Mortgage porting means transferring your existing mortgage deal from one property to another. The amount you need to borrow will probably change, but it doesn’t involve altering the terms or interest rates, or changing your lender. This sounds straightforward, but there are a few points to bear in mind.
Your lender will review your circumstances
To port your mortgage, you will basically have to reapply to your lender. This is because they will want to know if there has been any change in your circumstances since the original deal was done. This is so that they can assess any potential risks of you not being able to meet the repayments, especially if the value of the new property is higher.
What might affect the decision?
The lender will look at your current income, so if this has dropped since your first application, this may be grounds for rejection. They are also likely to check your credit rating, which keeps track of loan repayment records.

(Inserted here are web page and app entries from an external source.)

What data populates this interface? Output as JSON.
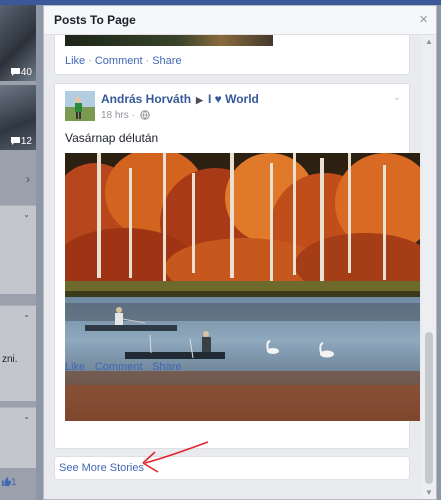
{
  "background_page": {
    "thumb_counts": [
      "40",
      "12"
    ],
    "side_text": [
      "zni."
    ],
    "like_count": "1"
  },
  "dialog": {
    "title": "Posts To Page",
    "close_icon": "close-icon"
  },
  "first_post": {
    "actions": {
      "like": "Like",
      "comment": "Comment",
      "share": "Share",
      "separator": "·"
    }
  },
  "post": {
    "author": "András Horváth",
    "arrow": "▶",
    "page": "I ♥ World",
    "time": "18 hrs",
    "separator": "·",
    "privacy_icon": "globe-icon",
    "text": "Vasárnap délután",
    "photo_subject": "autumn-lake-fishermen-swans",
    "actions": {
      "like": "Like",
      "comment": "Comment",
      "share": "Share",
      "separator": "·"
    }
  },
  "see_more": "See More Stories",
  "colors": {
    "link_blue": "#4267b2",
    "name_blue": "#365899",
    "annotation_red": "#e4232b",
    "fb_header": "#3b5998"
  }
}
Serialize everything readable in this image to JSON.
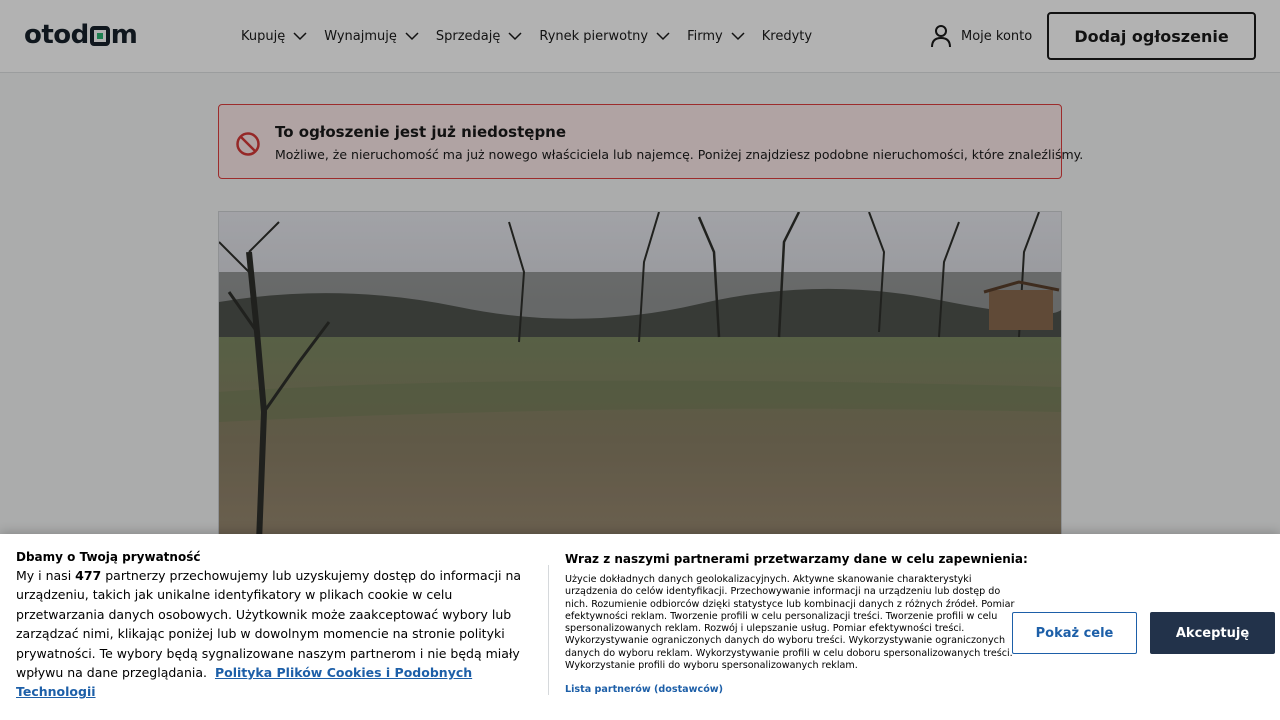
{
  "brand": {
    "logo_prefix": "otod",
    "logo_suffix": "m",
    "accent": "#2bb673",
    "dark": "#17212b"
  },
  "nav": {
    "items": [
      {
        "label": "Kupuję",
        "dropdown": true
      },
      {
        "label": "Wynajmuję",
        "dropdown": true
      },
      {
        "label": "Sprzedaję",
        "dropdown": true
      },
      {
        "label": "Rynek pierwotny",
        "dropdown": true
      },
      {
        "label": "Firmy",
        "dropdown": true
      },
      {
        "label": "Kredyty",
        "dropdown": false
      }
    ],
    "account_label": "Moje konto",
    "add_listing_label": "Dodaj ogłoszenie"
  },
  "alert": {
    "title": "To ogłoszenie jest już niedostępne",
    "text": "Możliwe, że nieruchomość ma już nowego właściciela lub najemcę. Poniżej znajdziesz podobne nieruchomości, które znaleźliśmy.",
    "color": "#e0403f",
    "icon": "blocked-icon"
  },
  "photo": {
    "subject": "listing-photo"
  },
  "consent": {
    "title": "Dbamy o Twoją prywatność",
    "body_before": "My i nasi ",
    "partner_count": "477",
    "body_after": " partnerzy przechowujemy lub uzyskujemy dostęp do informacji na urządzeniu, takich jak unikalne identyfikatory w plikach cookie w celu przetwarzania danych osobowych. Użytkownik może zaakceptować wybory lub zarządzać nimi, klikając poniżej lub w dowolnym momencie na stronie polityki prywatności. Te wybory będą sygnalizowane naszym partnerom i nie będą miały wpływu na dane przeglądania.",
    "policy_link": "Polityka Plików Cookies i Podobnych Technologii",
    "right_title": "Wraz z naszymi partnerami przetwarzamy dane w celu zapewnienia:",
    "purposes": "Użycie dokładnych danych geolokalizacyjnych. Aktywne skanowanie charakterystyki urządzenia do celów identyfikacji. Przechowywanie informacji na urządzeniu lub dostęp do nich. Rozumienie odbiorców dzięki statystyce lub kombinacji danych z różnych źródeł. Pomiar efektywności reklam. Tworzenie profili w celu personalizacji treści. Tworzenie profili w celu spersonalizowanych reklam. Rozwój i ulepszanie usług. Pomiar efektywności treści. Wykorzystywanie ograniczonych danych do wyboru treści. Wykorzystywanie ograniczonych danych do wyboru reklam. Wykorzystywanie profili w celu doboru spersonalizowanych treści. Wykorzystanie profili do wyboru spersonalizowanych reklam.",
    "partners_link": "Lista partnerów (dostawców)",
    "show_purposes_label": "Pokaż cele",
    "accept_label": "Akceptuję",
    "link_color": "#1d5fa8",
    "accept_color": "#22324a"
  }
}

If you are significantly older than when the original mortgage was approved, this may affect the outcome.
How much you need to borrow will also be a factor; if the new property is cheaper than the existing one, then unless your circumstances have altered significantly, porting your mortgage should not be a problem. If you need to borrow a higher sum, then the lender will want to make sure there is a good chance that you can meet the repayments.

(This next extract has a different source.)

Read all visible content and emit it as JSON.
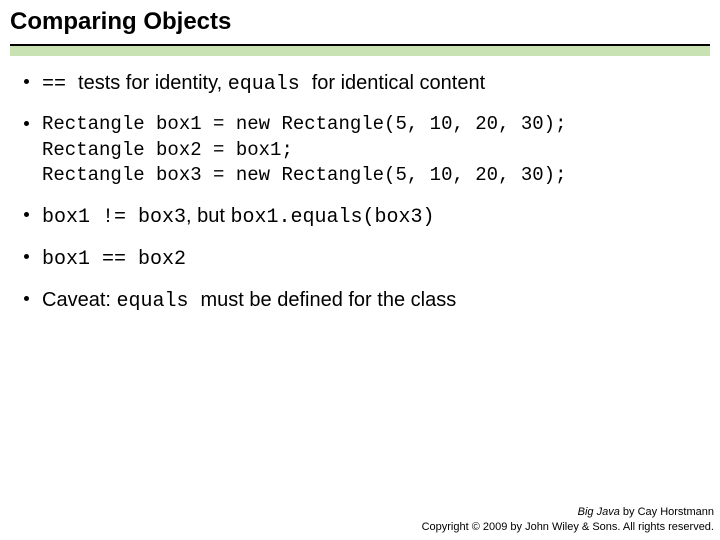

What if my application is rejected?
You will have the right to appeal if your porting application is declined. If your appeal is rejected, then it is still possible to find a deal with a new broker. If the terms of your current mortgage are not favourable, then you might want to look around for a better deal whether your current lender agrees to port your mortgage or not.
For more information, please contact an independent mortgage advisor in Liverpool.